Monday, January 14, 2008

On Being a Virgin

We are talking about AthenaArtemis, and Hestia here, folks: the Three Virgin Goddesses. At the risk of presenting a depressingly simplistic argument, I’m gonna do my best to give you a starting point for thinking about these things. Remember, now, that ancient Greece was a pretty patriarchal collection of cultures.

Artemis, by Howard David Johnson
So the thing these ladies had in common was that they weren’t interested in having sex with men - but beyond that they were quite different. Athena was kinda butchy with her interest in war and adventure. The perfect daughter (at least for a patriarch) she owed all of her allegiance to Daddy and that would never change because no husband - or even a mama, in her case - would compete for her attention. As a virgin, she represented an ideal of daughter-hood.
Artemis, on the other hand, was super hot. Tomboy? Sure, but in a sexy sort of way. She ran around in her short little skirt hunting deer, she bathed naked in woodland streams and ponds, she was the sort of untouchable beauty you might “flay the flayed dog” to late at night. But just as virginal daughters were supposed to be attractive but off limits until the deal was sealed with a wedding, so too was Artemis off limits. This stage - tight-bodied virginal beauty - is perfectly represented by the goddess.

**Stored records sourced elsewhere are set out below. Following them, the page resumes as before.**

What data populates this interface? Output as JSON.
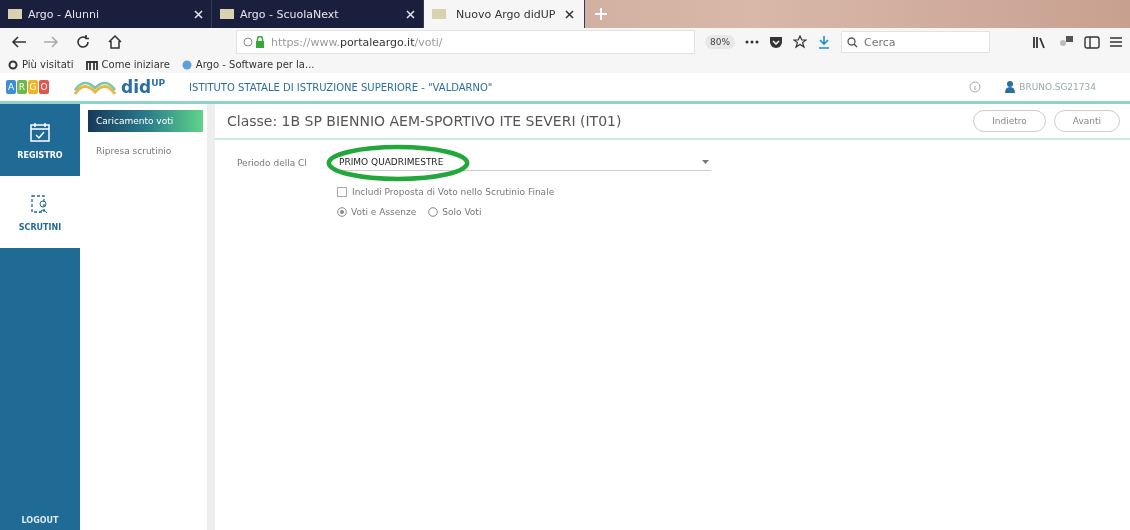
{
  "browser": {
    "tabs": [
      {
        "label": "Argo - Alunni",
        "selected": false
      },
      {
        "label": "Argo - ScuolaNext",
        "selected": false
      },
      {
        "label": "Nuovo Argo didUP",
        "selected": true
      }
    ],
    "url": {
      "prefix": "https://www.",
      "domain": "portaleargo.it",
      "path": "/voti/"
    },
    "zoom": "80%",
    "search": {
      "placeholder": "Cerca"
    },
    "bookmarks": [
      {
        "label": "Più visitati"
      },
      {
        "label": "Come iniziare"
      },
      {
        "label": "Argo - Software per la..."
      }
    ]
  },
  "app": {
    "logo_letters": [
      "A",
      "R",
      "G",
      "O"
    ],
    "brand": "did",
    "brand_sup": "UP",
    "school": "ISTITUTO STATALE DI ISTRUZIONE SUPERIORE - \"VALDARNO\"",
    "user": "BRUNO.SG21734"
  },
  "nav": [
    {
      "label": "REGISTRO",
      "selected": false
    },
    {
      "label": "SCRUTINI",
      "selected": true
    }
  ],
  "logout": "LOGOUT",
  "submenu": [
    {
      "label": "Caricamento voti",
      "selected": true
    },
    {
      "label": "Ripresa scrutinio",
      "selected": false
    }
  ],
  "page": {
    "title": "Classe: 1B SP BIENNIO AEM-SPORTIVO ITE SEVERI (IT01)",
    "buttons": [
      "Indietro",
      "Avanti"
    ],
    "period_label": "Periodo della Cl",
    "period_value": "PRIMO QUADRIMESTRE",
    "include_checkbox": {
      "label": "Includi Proposta di Voto nello Scrutinio Finale",
      "checked": false
    },
    "options": [
      {
        "label": "Voti e Assenze",
        "selected": true
      },
      {
        "label": "Solo Voti",
        "selected": false
      }
    ]
  }
}
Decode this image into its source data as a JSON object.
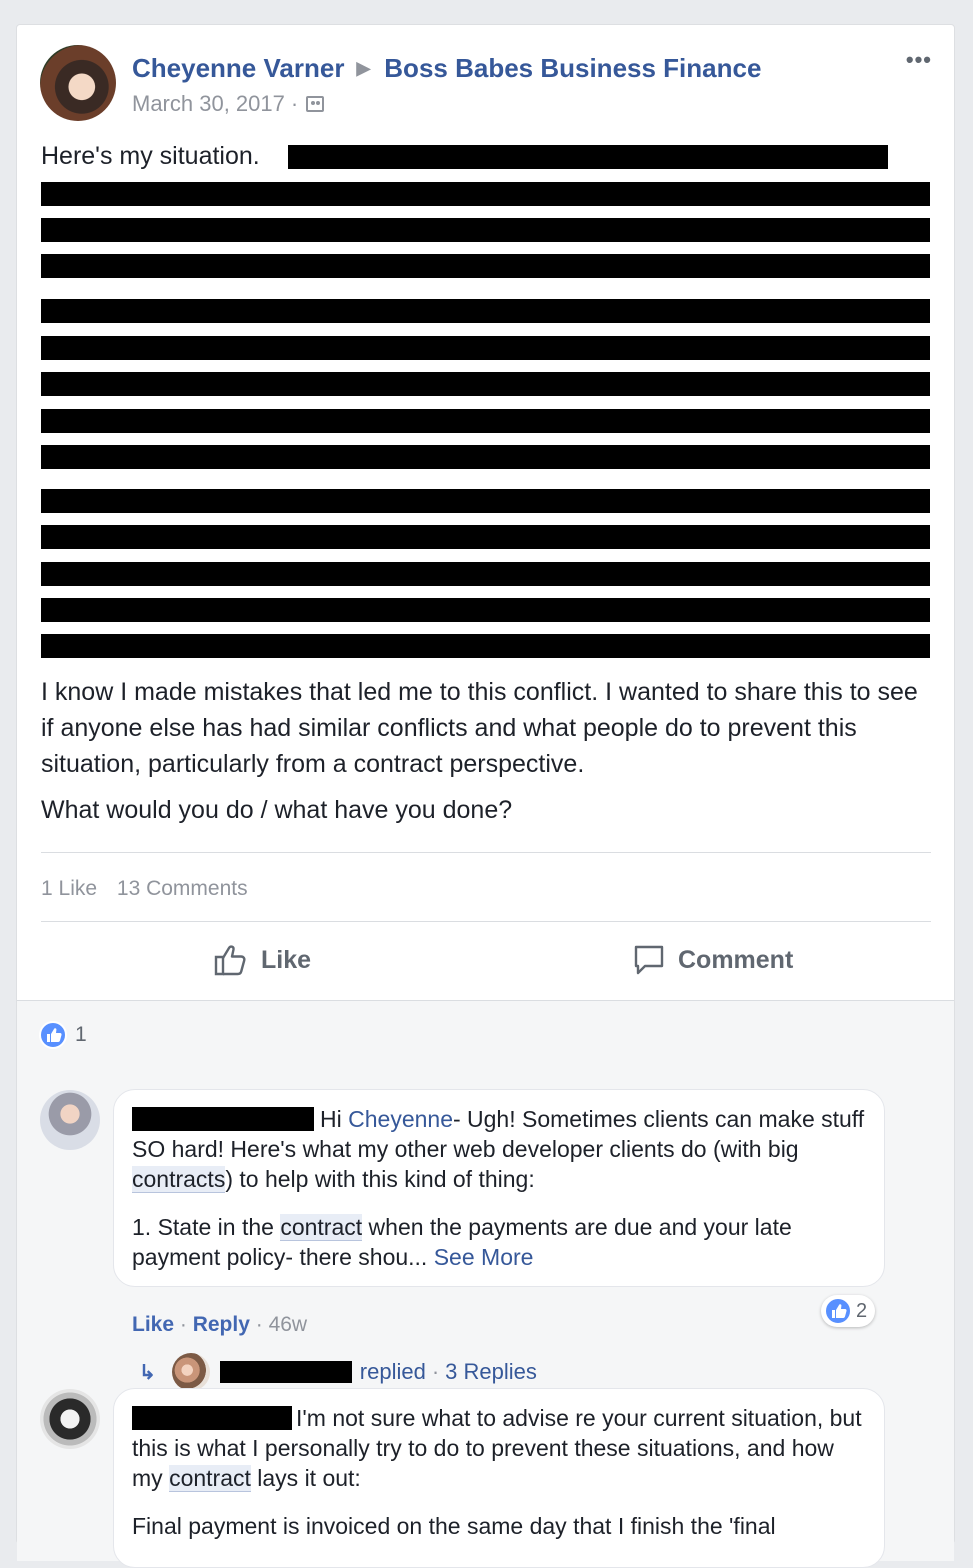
{
  "post": {
    "author": "Cheyenne Varner",
    "group": "Boss Babes Business Finance",
    "date": "March 30, 2017",
    "separator": "·",
    "more_icon": "more-dots-icon",
    "intro": "Here's my situation.",
    "paragraph_1": "I know I made mistakes that led me to this conflict. I wanted to share this to see if anyone else has had similar conflicts and what people do to prevent this situation, particularly from a contract perspective.",
    "paragraph_2": "What would you do / what have you done?",
    "likes_count": "1 Like",
    "comments_count": "13 Comments"
  },
  "actions": {
    "like_label": "Like",
    "comment_label": "Comment"
  },
  "reactions": {
    "count": "1"
  },
  "comments": [
    {
      "p1_a": "Hi ",
      "p1_name": "Cheyenne",
      "p1_b": "- Ugh! Sometimes clients can make stuff SO hard! Here's what my other web developer clients do (with big ",
      "p1_link": "contracts",
      "p1_c": ") to help with this kind of thing:",
      "p2_a": "1. State in the ",
      "p2_link": "contract",
      "p2_b": " when the payments are due and your late payment policy- there shou...",
      "see_more": "See More",
      "like": "Like",
      "reply": "Reply",
      "time": "46w",
      "reaction_count": "2",
      "replied_text": "replied",
      "replies": "3 Replies"
    },
    {
      "p1_a": "I'm not sure what to advise re your current situation, but this is what I personally try to do to prevent these situations, and how my ",
      "p1_link": "contract",
      "p1_b": " lays it out:",
      "p2_partial": "Final payment is invoiced on the same day that I finish the 'final"
    }
  ],
  "colors": {
    "link": "#365899",
    "like_blue": "#5890ff",
    "muted": "#90949c"
  }
}
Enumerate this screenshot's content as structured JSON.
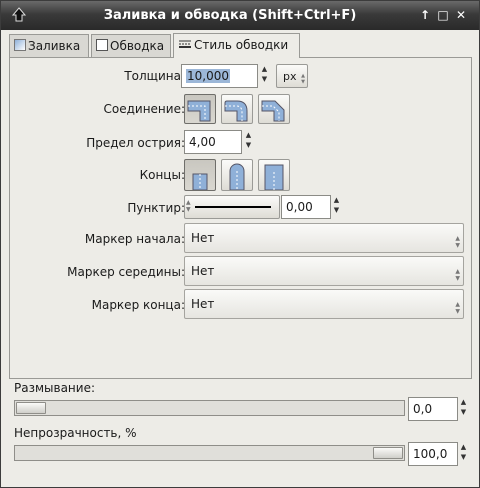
{
  "window": {
    "title": "Заливка и обводка (Shift+Ctrl+F)",
    "buttons": {
      "shade": "↑",
      "maximize": "□",
      "close": "✕"
    }
  },
  "tabs": [
    {
      "label": "Заливка",
      "icon": "fill-swatch-icon",
      "active": false
    },
    {
      "label": "Обводка",
      "icon": "stroke-swatch-icon",
      "active": false
    },
    {
      "label": "Стиль обводки",
      "icon": "stroke-style-icon",
      "active": true
    }
  ],
  "stroke_style": {
    "width": {
      "label": "Толщина:",
      "value": "10,000",
      "unit": "px"
    },
    "join": {
      "label": "Соединение:",
      "options": [
        "miter-join",
        "round-join",
        "bevel-join"
      ],
      "selected": "miter-join"
    },
    "miter_limit": {
      "label": "Предел острия:",
      "value": "4,00"
    },
    "caps": {
      "label": "Концы:",
      "options": [
        "butt-cap",
        "round-cap",
        "square-cap"
      ],
      "selected": "butt-cap"
    },
    "dash": {
      "label": "Пунктир:",
      "offset": "0,00"
    },
    "marker_start": {
      "label": "Маркер начала:",
      "value": "Нет"
    },
    "marker_mid": {
      "label": "Маркер середины:",
      "value": "Нет"
    },
    "marker_end": {
      "label": "Маркер конца:",
      "value": "Нет"
    }
  },
  "blur": {
    "label": "Размывание:",
    "value": "0,0",
    "level": 0.0
  },
  "opacity": {
    "label": "Непрозрачность, %",
    "value": "100,0",
    "level": 1.0
  },
  "colors": {
    "titlebar": "#3a3a3a",
    "selection": "#9cb7d8",
    "panel": "#edece7",
    "icon_fill": "#8fb0d8"
  }
}
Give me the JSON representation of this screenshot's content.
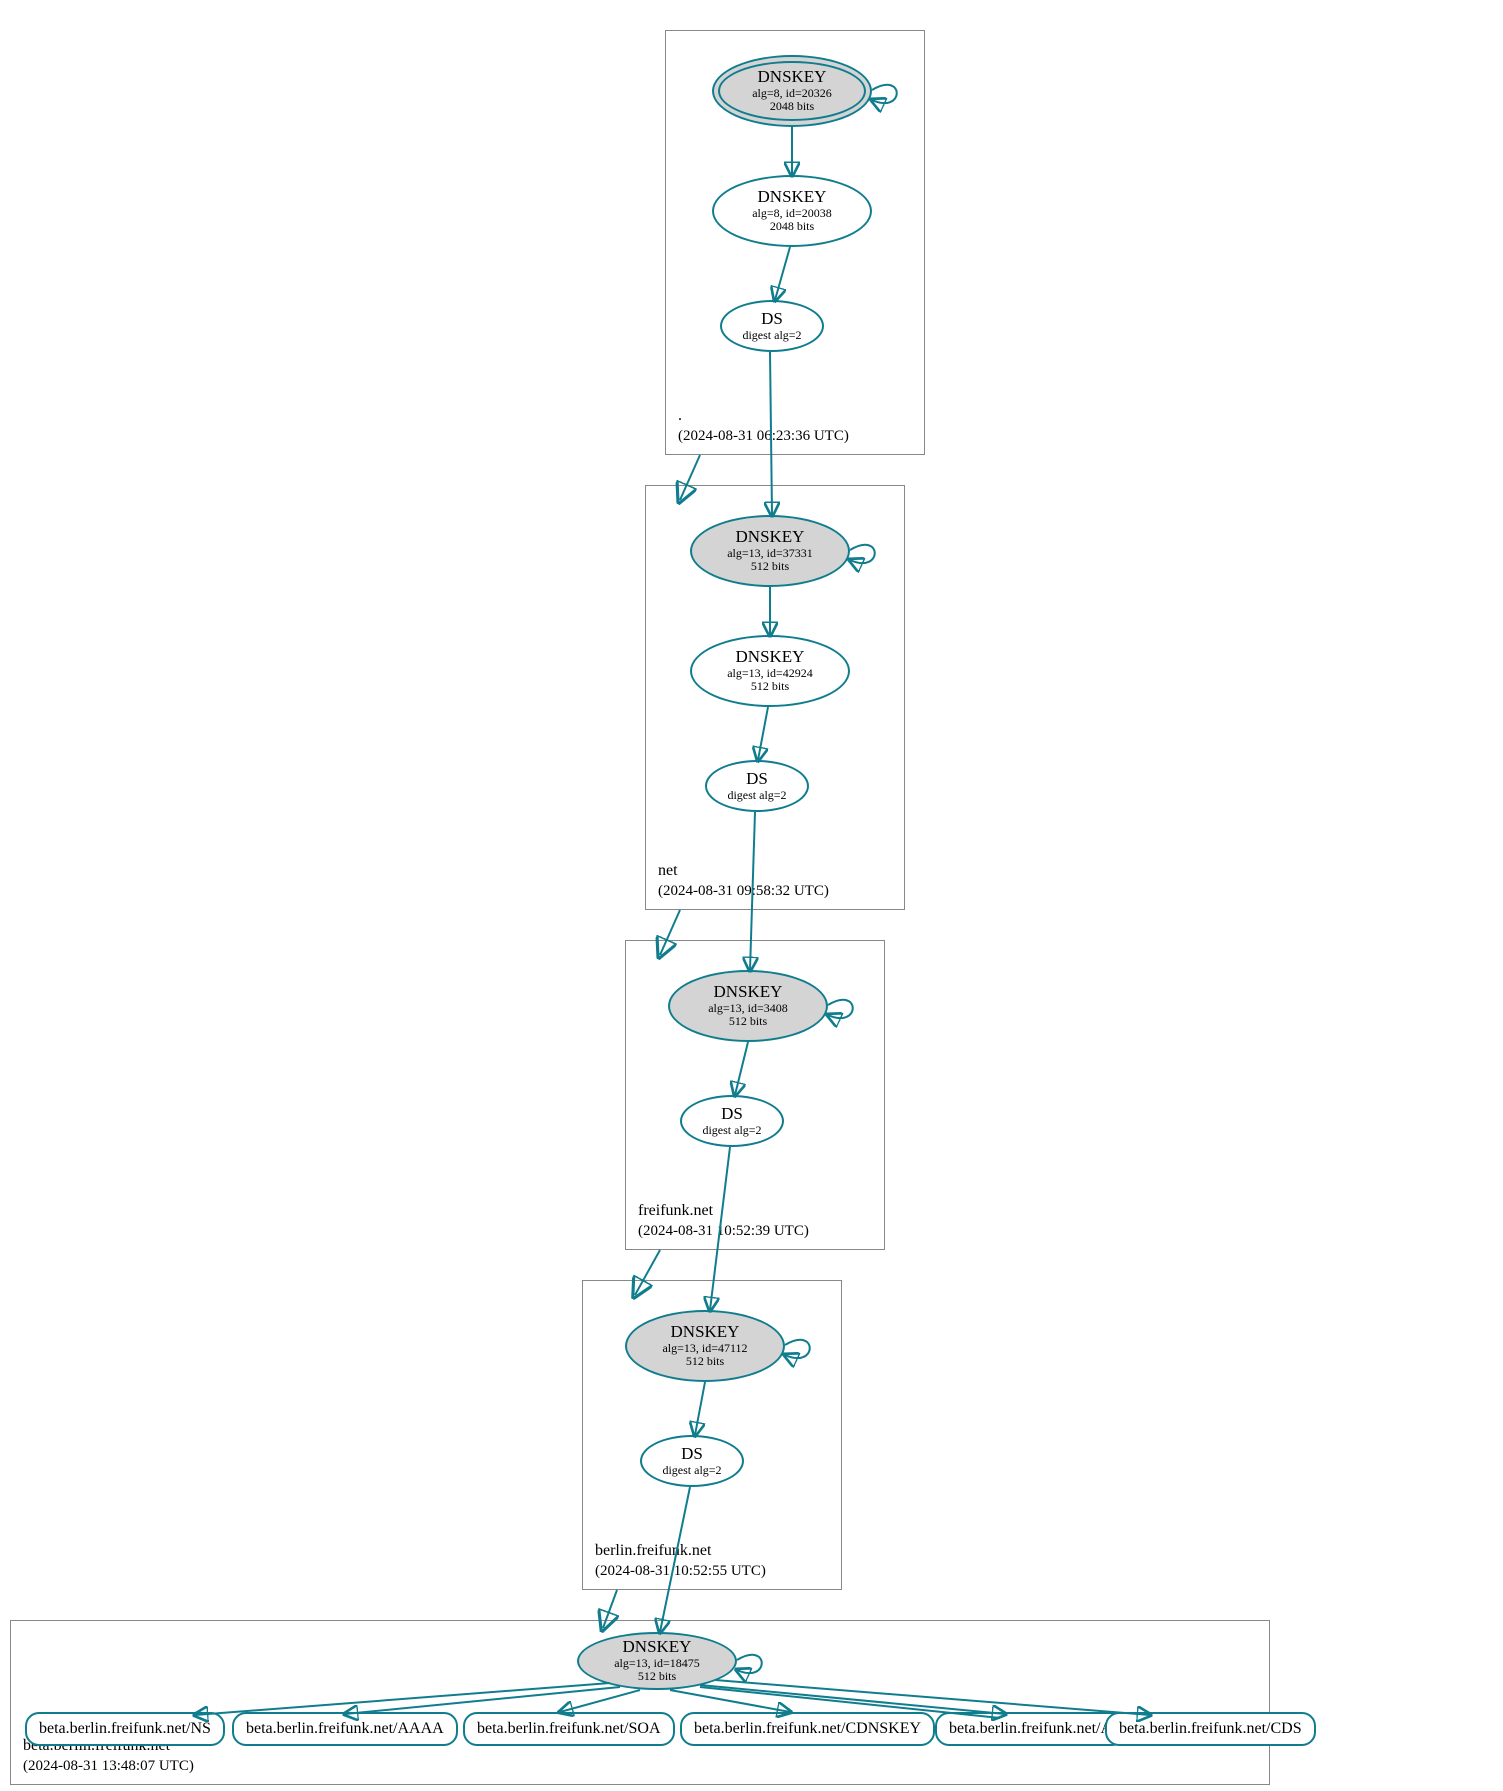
{
  "zones": {
    "root": {
      "name": ".",
      "ts": "(2024-08-31 06:23:36 UTC)"
    },
    "net": {
      "name": "net",
      "ts": "(2024-08-31 09:58:32 UTC)"
    },
    "ff": {
      "name": "freifunk.net",
      "ts": "(2024-08-31 10:52:39 UTC)"
    },
    "bff": {
      "name": "berlin.freifunk.net",
      "ts": "(2024-08-31 10:52:55 UTC)"
    },
    "bbff": {
      "name": "beta.berlin.freifunk.net",
      "ts": "(2024-08-31 13:48:07 UTC)"
    }
  },
  "nodes": {
    "root_ksk": {
      "t": "DNSKEY",
      "s1": "alg=8, id=20326",
      "s2": "2048 bits"
    },
    "root_zsk": {
      "t": "DNSKEY",
      "s1": "alg=8, id=20038",
      "s2": "2048 bits"
    },
    "root_ds": {
      "t": "DS",
      "s1": "digest alg=2"
    },
    "net_ksk": {
      "t": "DNSKEY",
      "s1": "alg=13, id=37331",
      "s2": "512 bits"
    },
    "net_zsk": {
      "t": "DNSKEY",
      "s1": "alg=13, id=42924",
      "s2": "512 bits"
    },
    "net_ds": {
      "t": "DS",
      "s1": "digest alg=2"
    },
    "ff_ksk": {
      "t": "DNSKEY",
      "s1": "alg=13, id=3408",
      "s2": "512 bits"
    },
    "ff_ds": {
      "t": "DS",
      "s1": "digest alg=2"
    },
    "bff_ksk": {
      "t": "DNSKEY",
      "s1": "alg=13, id=47112",
      "s2": "512 bits"
    },
    "bff_ds": {
      "t": "DS",
      "s1": "digest alg=2"
    },
    "bbff_ksk": {
      "t": "DNSKEY",
      "s1": "alg=13, id=18475",
      "s2": "512 bits"
    },
    "leaves": {
      "ns": "beta.berlin.freifunk.net/NS",
      "aaaa": "beta.berlin.freifunk.net/AAAA",
      "soa": "beta.berlin.freifunk.net/SOA",
      "cdk": "beta.berlin.freifunk.net/CDNSKEY",
      "a": "beta.berlin.freifunk.net/A",
      "cds": "beta.berlin.freifunk.net/CDS"
    }
  },
  "colors": {
    "edge": "#107d8e",
    "fill": "#d4d4d4"
  }
}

And finally, Hestia. Dear Hestia. She was a virgin, but only because the alternative seemed so darn complicated. She represents the perfect homemaker. The problem with women is that once they’re sexually active, you can’t tell WHO they’ve slept with. Also, who knows whether a mother’s allegiance will be to her children or her husband (dangerous for a patriarch - see Rhea). And what about her familial obligations to her father? Hestia circumvents all of these issues. She is literally the hearth, the center of the home, and her virginity is an example of the problematic role that women played in such a patriarchal culture.